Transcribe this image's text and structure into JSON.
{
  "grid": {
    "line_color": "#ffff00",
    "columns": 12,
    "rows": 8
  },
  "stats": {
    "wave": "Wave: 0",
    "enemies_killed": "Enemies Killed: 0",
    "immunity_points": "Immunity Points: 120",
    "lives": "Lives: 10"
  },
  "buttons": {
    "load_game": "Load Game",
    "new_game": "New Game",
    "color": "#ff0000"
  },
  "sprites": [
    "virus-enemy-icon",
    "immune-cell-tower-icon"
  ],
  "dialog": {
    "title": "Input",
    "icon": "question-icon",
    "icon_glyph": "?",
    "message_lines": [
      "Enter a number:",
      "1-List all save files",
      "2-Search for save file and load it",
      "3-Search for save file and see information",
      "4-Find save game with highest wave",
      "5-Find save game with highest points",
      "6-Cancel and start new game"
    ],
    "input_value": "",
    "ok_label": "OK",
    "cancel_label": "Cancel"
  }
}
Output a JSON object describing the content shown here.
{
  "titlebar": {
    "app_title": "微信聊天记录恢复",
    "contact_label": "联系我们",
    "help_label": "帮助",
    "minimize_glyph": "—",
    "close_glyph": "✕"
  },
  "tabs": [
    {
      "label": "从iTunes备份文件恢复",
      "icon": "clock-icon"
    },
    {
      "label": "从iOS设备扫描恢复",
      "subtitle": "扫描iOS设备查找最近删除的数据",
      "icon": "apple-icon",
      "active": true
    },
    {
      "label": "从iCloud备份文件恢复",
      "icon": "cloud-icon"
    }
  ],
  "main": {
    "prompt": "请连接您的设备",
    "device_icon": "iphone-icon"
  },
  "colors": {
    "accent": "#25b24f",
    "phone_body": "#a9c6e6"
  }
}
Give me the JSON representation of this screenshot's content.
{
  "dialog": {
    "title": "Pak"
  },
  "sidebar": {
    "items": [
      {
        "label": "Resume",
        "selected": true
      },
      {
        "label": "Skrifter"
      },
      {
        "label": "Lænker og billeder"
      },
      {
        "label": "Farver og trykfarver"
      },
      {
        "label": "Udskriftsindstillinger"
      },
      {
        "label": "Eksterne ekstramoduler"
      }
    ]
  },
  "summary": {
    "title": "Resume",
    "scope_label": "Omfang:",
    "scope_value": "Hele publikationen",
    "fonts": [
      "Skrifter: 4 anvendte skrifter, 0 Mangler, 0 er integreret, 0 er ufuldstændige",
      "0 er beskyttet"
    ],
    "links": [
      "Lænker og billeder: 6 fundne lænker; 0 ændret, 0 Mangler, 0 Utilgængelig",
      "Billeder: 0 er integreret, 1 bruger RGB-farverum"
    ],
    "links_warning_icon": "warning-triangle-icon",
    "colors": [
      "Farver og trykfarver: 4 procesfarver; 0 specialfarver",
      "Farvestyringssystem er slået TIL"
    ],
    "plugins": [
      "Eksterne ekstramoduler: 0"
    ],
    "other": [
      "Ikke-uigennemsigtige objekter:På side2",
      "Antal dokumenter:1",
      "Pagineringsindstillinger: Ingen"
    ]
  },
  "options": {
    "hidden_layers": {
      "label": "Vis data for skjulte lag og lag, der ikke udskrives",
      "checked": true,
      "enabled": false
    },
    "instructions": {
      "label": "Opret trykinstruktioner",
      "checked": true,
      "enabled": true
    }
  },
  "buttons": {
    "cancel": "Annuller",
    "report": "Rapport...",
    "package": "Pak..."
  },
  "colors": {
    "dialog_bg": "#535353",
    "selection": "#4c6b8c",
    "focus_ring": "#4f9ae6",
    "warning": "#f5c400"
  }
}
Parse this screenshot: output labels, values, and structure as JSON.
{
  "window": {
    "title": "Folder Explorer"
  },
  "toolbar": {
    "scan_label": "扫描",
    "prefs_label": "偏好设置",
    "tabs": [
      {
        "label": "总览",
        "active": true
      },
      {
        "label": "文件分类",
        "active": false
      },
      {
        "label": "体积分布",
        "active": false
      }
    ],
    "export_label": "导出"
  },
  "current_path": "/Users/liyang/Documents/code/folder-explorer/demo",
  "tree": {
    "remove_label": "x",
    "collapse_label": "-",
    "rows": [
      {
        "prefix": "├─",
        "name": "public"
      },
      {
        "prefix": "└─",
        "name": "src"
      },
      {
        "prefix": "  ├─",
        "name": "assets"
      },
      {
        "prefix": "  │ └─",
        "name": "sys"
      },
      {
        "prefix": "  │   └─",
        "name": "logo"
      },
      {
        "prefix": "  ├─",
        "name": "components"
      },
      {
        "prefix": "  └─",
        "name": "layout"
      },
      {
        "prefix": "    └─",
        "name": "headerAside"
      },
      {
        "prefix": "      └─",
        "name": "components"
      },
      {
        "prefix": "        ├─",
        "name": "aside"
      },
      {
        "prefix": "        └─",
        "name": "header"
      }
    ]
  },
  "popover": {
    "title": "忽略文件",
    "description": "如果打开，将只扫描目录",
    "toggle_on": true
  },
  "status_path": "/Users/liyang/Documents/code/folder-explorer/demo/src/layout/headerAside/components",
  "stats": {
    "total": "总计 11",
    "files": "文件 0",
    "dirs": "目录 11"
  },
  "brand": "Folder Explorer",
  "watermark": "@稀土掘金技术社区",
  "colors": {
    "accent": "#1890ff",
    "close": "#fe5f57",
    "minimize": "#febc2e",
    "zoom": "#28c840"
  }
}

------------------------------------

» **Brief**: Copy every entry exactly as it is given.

» **Response**:
Transcribe this image's text and structure into JSON.
{
  "grid": {
    "line_color": "#ffff00",
    "columns": 12,
    "rows": 8
  },
  "stats": {
    "wave": "Wave: 0",
    "enemies_killed": "Enemies Killed: 0",
    "immunity_points": "Immunity Points: 120",
    "lives": "Lives: 10"
  },
  "buttons": {
    "load_game": "Load Game",
    "new_game": "New Game",
    "color": "#ff0000"
  },
  "sprites": [
    "virus-enemy-icon",
    "immune-cell-tower-icon"
  ],
  "dialog": {
    "title": "Input",
    "icon": "question-icon",
    "icon_glyph": "?",
    "message_lines": [
      "Enter a number:",
      "1-List all save files",
      "2-Search for save file and load it",
      "3-Search for save file and see information",
      "4-Find save game with highest wave",
      "5-Find save game with highest points",
      "6-Cancel and start new game"
    ],
    "input_value": "",
    "ok_label": "OK",
    "cancel_label": "Cancel"
  }
}
Output a JSON object describing the content shown here.
{
  "titlebar": {
    "app_title": "微信聊天记录恢复",
    "contact_label": "联系我们",
    "help_label": "帮助",
    "minimize_glyph": "—",
    "close_glyph": "✕"
  },
  "tabs": [
    {
      "label": "从iTunes备份文件恢复",
      "icon": "clock-icon"
    },
    {
      "label": "从iOS设备扫描恢复",
      "subtitle": "扫描iOS设备查找最近删除的数据",
      "icon": "apple-icon",
      "active": true
    },
    {
      "label": "从iCloud备份文件恢复",
      "icon": "cloud-icon"
    }
  ],
  "main": {
    "prompt": "请连接您的设备",
    "device_icon": "iphone-icon"
  },
  "colors": {
    "accent": "#25b24f",
    "phone_body": "#a9c6e6"
  }
}
Give me the JSON representation of this screenshot's content.
{
  "dialog": {
    "title": "Pak"
  },
  "sidebar": {
    "items": [
      {
        "label": "Resume",
        "selected": true
      },
      {
        "label": "Skrifter"
      },
      {
        "label": "Lænker og billeder"
      },
      {
        "label": "Farver og trykfarver"
      },
      {
        "label": "Udskriftsindstillinger"
      },
      {
        "label": "Eksterne ekstramoduler"
      }
    ]
  },
  "summary": {
    "title": "Resume",
    "scope_label": "Omfang:",
    "scope_value": "Hele publikationen",
    "fonts": [
      "Skrifter: 4 anvendte skrifter, 0 Mangler, 0 er integreret, 0 er ufuldstændige",
      "0 er beskyttet"
    ],
    "links": [
      "Lænker og billeder: 6 fundne lænker; 0 ændret, 0 Mangler, 0 Utilgængelig",
      "Billeder: 0 er integreret, 1 bruger RGB-farverum"
    ],
    "links_warning_icon": "warning-triangle-icon",
    "colors": [
      "Farver og trykfarver: 4 procesfarver; 0 specialfarver",
      "Farvestyringssystem er slået TIL"
    ],
    "plugins": [
      "Eksterne ekstramoduler: 0"
    ],
    "other": [
      "Ikke-uigennemsigtige objekter:På side2",
      "Antal dokumenter:1",
      "Pagineringsindstillinger: Ingen"
    ]
  },
  "options": {
    "hidden_layers": {
      "label": "Vis data for skjulte lag og lag, der ikke udskrives",
      "checked": true,
      "enabled": false
    },
    "instructions": {
      "label": "Opret trykinstruktioner",
      "checked": true,
      "enabled": true
    }
  },
  "buttons": {
    "cancel": "Annuller",
    "report": "Rapport...",
    "package": "Pak..."
  },
  "colors": {
    "dialog_bg": "#535353",
    "selection": "#4c6b8c",
    "focus_ring": "#4f9ae6",
    "warning": "#f5c400"
  }
}
Parse this screenshot: output labels, values, and structure as JSON.
{
  "window": {
    "title": "Folder Explorer"
  },
  "toolbar": {
    "scan_label": "扫描",
    "prefs_label": "偏好设置",
    "tabs": [
      {
        "label": "总览",
        "active": true
      },
      {
        "label": "文件分类",
        "active": false
      },
      {
        "label": "体积分布",
        "active": false
      }
    ],
    "export_label": "导出"
  },
  "current_path": "/Users/liyang/Documents/code/folder-explorer/demo",
  "tree": {
    "remove_label": "x",
    "collapse_label": "-",
    "rows": [
      {
        "prefix": "├─",
        "name": "public"
      },
      {
        "prefix": "└─",
        "name": "src"
      },
      {
        "prefix": "  ├─",
        "name": "assets"
      },
      {
        "prefix": "  │ └─",
        "name": "sys"
      },
      {
        "prefix": "  │   └─",
        "name": "logo"
      },
      {
        "prefix": "  ├─",
        "name": "components"
      },
      {
        "prefix": "  └─",
        "name": "layout"
      },
      {
        "prefix": "    └─",
        "name": "headerAside"
      },
      {
        "prefix": "      └─",
        "name": "components"
      },
      {
        "prefix": "        ├─",
        "name": "aside"
      },
      {
        "prefix": "        └─",
        "name": "header"
      }
    ]
  },
  "popover": {
    "title": "忽略文件",
    "description": "如果打开，将只扫描目录",
    "toggle_on": true
  },
  "status_path": "/Users/liyang/Documents/code/folder-explorer/demo/src/layout/headerAside/components",
  "stats": {
    "total": "总计 11",
    "files": "文件 0",
    "dirs": "目录 11"
  },
  "brand": "Folder Explorer",
  "watermark": "@稀土掘金技术社区",
  "colors": {
    "accent": "#1890ff",
    "close": "#fe5f57",
    "minimize": "#febc2e",
    "zoom": "#28c840"
  }
}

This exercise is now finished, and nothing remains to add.